The Daily Gazette published a column about community and health care resources to help new mothers with nursing. The article discusses the new SPHP-sponsored Baby Café in Schenectady, as well as St. Peter’s Hospital’s first-in-the-region achievement of earning the international “Baby-Friendly” designation.
From the story:
Earlier this year I visited two Capital Region hospitals that have worked hard to expand their resources for nursing mothers: Bellevue Woman’s Center in Niskayuna and St. Peter’s Hospital in Albany.
St. Peter’s is the first hospital in the area to be designated a Baby-Friendly hospital by an organization called Baby-Friendly USA, and Bellevue is working to attain the Baby-Friendly designation.

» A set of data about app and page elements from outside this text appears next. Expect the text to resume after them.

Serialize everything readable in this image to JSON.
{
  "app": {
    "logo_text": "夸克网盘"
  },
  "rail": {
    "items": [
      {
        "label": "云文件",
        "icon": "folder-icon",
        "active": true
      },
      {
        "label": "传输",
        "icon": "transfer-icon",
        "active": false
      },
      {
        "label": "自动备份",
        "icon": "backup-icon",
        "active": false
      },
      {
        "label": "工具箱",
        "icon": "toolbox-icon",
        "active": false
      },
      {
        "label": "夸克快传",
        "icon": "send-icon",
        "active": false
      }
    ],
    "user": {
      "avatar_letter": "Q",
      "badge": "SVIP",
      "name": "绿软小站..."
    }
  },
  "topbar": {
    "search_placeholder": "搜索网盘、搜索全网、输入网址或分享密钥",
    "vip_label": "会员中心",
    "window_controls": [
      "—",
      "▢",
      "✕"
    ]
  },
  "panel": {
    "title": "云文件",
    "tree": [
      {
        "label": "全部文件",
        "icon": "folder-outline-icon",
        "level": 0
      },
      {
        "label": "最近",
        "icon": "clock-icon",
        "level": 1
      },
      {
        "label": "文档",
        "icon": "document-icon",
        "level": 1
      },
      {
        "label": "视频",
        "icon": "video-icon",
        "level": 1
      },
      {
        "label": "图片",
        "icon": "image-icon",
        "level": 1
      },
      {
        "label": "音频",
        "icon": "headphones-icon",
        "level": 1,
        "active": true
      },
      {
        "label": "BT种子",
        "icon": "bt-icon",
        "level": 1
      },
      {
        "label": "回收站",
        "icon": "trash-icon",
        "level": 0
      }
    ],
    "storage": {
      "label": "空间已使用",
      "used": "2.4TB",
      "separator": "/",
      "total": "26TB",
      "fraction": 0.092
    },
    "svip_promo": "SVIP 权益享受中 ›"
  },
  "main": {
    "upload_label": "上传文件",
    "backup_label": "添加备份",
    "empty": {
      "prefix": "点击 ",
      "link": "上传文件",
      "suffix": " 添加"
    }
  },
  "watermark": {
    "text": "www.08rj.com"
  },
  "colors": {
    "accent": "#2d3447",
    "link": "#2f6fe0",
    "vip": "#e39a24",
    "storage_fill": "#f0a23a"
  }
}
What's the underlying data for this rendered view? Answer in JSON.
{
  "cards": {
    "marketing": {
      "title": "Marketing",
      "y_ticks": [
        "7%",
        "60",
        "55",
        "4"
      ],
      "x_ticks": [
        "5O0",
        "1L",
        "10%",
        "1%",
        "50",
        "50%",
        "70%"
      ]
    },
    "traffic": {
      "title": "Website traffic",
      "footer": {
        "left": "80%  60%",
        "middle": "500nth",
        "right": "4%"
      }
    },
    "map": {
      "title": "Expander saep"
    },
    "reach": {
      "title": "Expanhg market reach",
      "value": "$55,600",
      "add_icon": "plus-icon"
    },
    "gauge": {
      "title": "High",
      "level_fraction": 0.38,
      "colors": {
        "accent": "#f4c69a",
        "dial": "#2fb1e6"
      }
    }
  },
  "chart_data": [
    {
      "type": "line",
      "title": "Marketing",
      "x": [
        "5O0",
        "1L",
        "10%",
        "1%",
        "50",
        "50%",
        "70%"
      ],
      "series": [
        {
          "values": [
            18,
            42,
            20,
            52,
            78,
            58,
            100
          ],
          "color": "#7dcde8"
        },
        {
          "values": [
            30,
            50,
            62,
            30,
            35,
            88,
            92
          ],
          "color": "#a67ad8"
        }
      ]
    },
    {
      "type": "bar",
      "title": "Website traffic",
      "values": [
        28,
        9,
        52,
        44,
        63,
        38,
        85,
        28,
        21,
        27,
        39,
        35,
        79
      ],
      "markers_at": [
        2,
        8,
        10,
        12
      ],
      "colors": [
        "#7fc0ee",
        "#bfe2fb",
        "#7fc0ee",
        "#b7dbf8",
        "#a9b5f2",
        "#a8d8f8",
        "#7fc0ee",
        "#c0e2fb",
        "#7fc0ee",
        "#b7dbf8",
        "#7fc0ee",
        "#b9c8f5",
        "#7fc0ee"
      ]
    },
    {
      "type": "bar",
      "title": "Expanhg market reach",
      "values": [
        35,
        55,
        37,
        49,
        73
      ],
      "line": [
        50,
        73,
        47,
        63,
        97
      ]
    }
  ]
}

The Baby-Friendly Hospital Initiative was launched in 1991 by the World Health Organization and United Nations Children’s Fund, with the goal of increasing breastfeeding rates and encouraging mother-child bonding.
Hospitals with the Baby-Friendly designation must meet a list of criteria that includes keeping mothers and babies in the room together, a practice known as “rooming in,” rather than sending babies off to a nursery, whenever possible, making sure mother and child have skin-to-skin care immediately after birth, and promoting breastfeeding.
Skin-to-skin care entails placing the baby on the mother’s chest after birth; the idea is that this contact warms the baby, helps regulate the baby’s temperature, reduces stress and facilitates breastfeeding.
“There’s been a cultural shift,” Sandra Michael, manager of community integration and lactation services for the Women’s and Children’s Services division at St. Peter’s Hospital, explained to me. “In the old days, babies were taken and placed in a warmer. A lot of times they were whisked away. … Now we give the baby to the mom.”
Under the new system, weighing the baby, bathing the baby, conducting the newborn screening — all of these things are now done at the mother’s bedside.
Read the full story here.